We may have spent years together as a family, but let me tell you -- the things you learn about people when you go on vacation with them.
For example, Janelle is a better, more responsible parent than I am. She brought a backpack filled with snacks and an emergency kit. She made us use hand sanitizer before each meal. She made sure Mark slept with his retainer in. I got locked in a bathroom and cried when I saw Belle. Janelle is a beautiful mother for Chuck and Me.
And then there's Mark. Mark has too many friends. Mark is always "on". You may have noticed Mark's photo collage was a little full. It was hard to keep up with Mark's posing. Mark is also 14. Mark would ditch us in a hot second to ride by himself (in the much faster single rider line), Mark answered his cell phone during the loop-de-loop, Mark was awesome.
Janelle, bless her soul, has dealt with said awesomeness for 14 years and is immune to Mark "putting out the vibe". See completely candid photo example.
And I'd say that's the game. We rocked Disneyland. We exploited the single rider program and destroyed fast passing. We made it happen. Because Disneyland, as Mark and I decided, is a giant life game. Winning isn't everything, it's the only thing. And we brought it.
If you'd like to see the other 261 pictures that I took, I'd be more than happy to arrange that. See, while on the airplane, I had Mark and Janelle sign a completely non-binding napkin explaining that they understood any and all shenanigans would be put on the blog. They bought their tickets. They knew what they were getting themselves into.
Be thankful that I paired this down (somewhat) and put your game face on for round 2 later tonight: What to do with teenagers in an airport when you're plane is delayed 3 hours.
I just felt like it was better to lead with the punchline.
Now let's begin.
We are in Anaheim.
We are going to Disneyland.
We are here without real parents, but somehow in the custody of Chuck's cousins, Mark and Janelle. I introduced you to them here -- so don't think I'm being rude by not focusing on them.
We got to our hotel around midnight. We were tired. I was fussy. I needed pajamas a-sap. All I did was go into the bathroom to change. All I did was shut the door. I even thought to myself "I'm not even going to bother locking the door -- who's going to come in?"
That was the last time I would see Janelle and Mark's beautiful, angelic faces for the next horrifying 30 minutes. I was stuck. The knob had jammed. My first instinct was to call 911. Precious cargo was trapped. Get the jaws of life.
Instead, Mark tried with all his might (which I doubt a little because it is Mark and he would a little bit want me to stay stuck).
Chuck decided not to call the SWAT team as I had requested, but instead called hotel management, who laughed, and asked if I knew how to use a door knob. Chuck said it was debatable, but never-the-less, I was stuck.

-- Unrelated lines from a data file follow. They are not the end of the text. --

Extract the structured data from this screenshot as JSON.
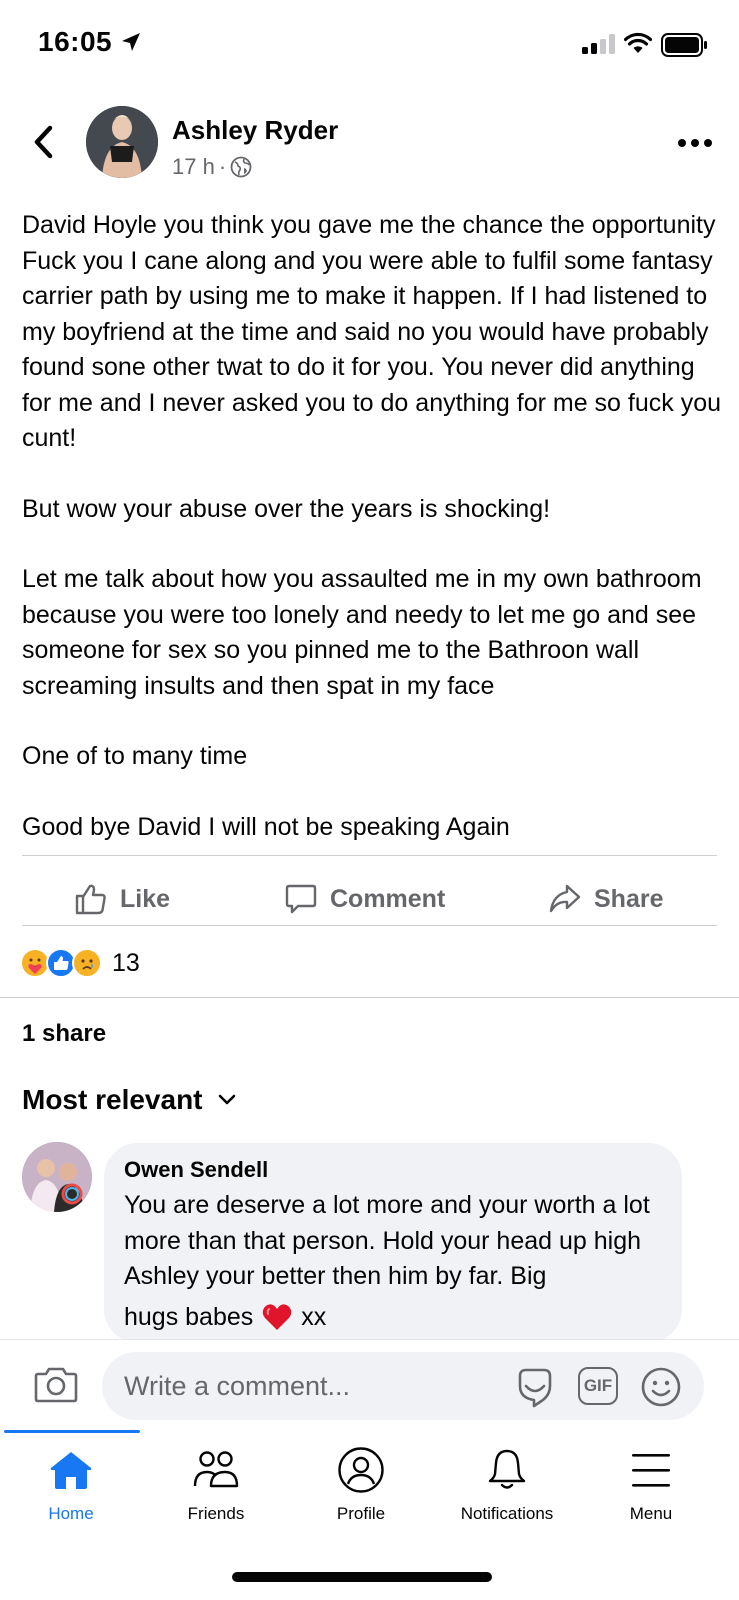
{
  "status_bar": {
    "time": "16:05"
  },
  "post": {
    "author": "Ashley Ryder",
    "time_ago": "17 h",
    "separator": "·",
    "paragraphs": [
      "David Hoyle you think you gave me the chance the opportunity Fuck you I cane along and you were able to fulfil some fantasy carrier path by using me to make it happen. If I had listened to my boyfriend at the time and said no you would have probably found sone other twat to do it for you. You never did anything for me and I never asked you to do anything for me so fuck you cunt!",
      "But wow your abuse over the years is shocking!",
      "Let me talk about how you assaulted me in my own bathroom because you were too lonely and needy to let me go and see someone for sex so you pinned me to the Bathroon wall screaming insults and then spat in my face",
      "One of to many time",
      "Good bye David I will not be speaking Again"
    ]
  },
  "actions": {
    "like": "Like",
    "comment": "Comment",
    "share": "Share"
  },
  "reactions": {
    "count": "13",
    "icons": [
      "care-icon",
      "like-reaction-icon",
      "sad-icon"
    ]
  },
  "shares": "1 share",
  "sort_label": "Most relevant",
  "comment": {
    "author": "Owen Sendell",
    "text": "You are deserve a lot more and your worth a lot more than that person. Hold your head up high Ashley your better then him by far. Big",
    "text_end": "hugs babes",
    "emoji": "❤️",
    "suffix": "xx"
  },
  "composer": {
    "placeholder": "Write a comment...",
    "gif_label": "GIF"
  },
  "tabs": [
    {
      "label": "Home",
      "icon": "home-icon",
      "active": true
    },
    {
      "label": "Friends",
      "icon": "friends-icon",
      "active": false
    },
    {
      "label": "Profile",
      "icon": "profile-icon",
      "active": false
    },
    {
      "label": "Notifications",
      "icon": "bell-icon",
      "active": false
    },
    {
      "label": "Menu",
      "icon": "menu-icon",
      "active": false
    }
  ],
  "colors": {
    "accent": "#1877f2",
    "secondary_text": "#65676b",
    "bubble": "#f0f2f5"
  }
}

The issue, I would later determine, was that the lock was stuck in the purgatory land between un- and locked. Believe it or not, I had some time on my hands to stare at a lock.
It took the workmen two trips and two set of tools before they finally gave up.
And kicked the door down.
I was saved.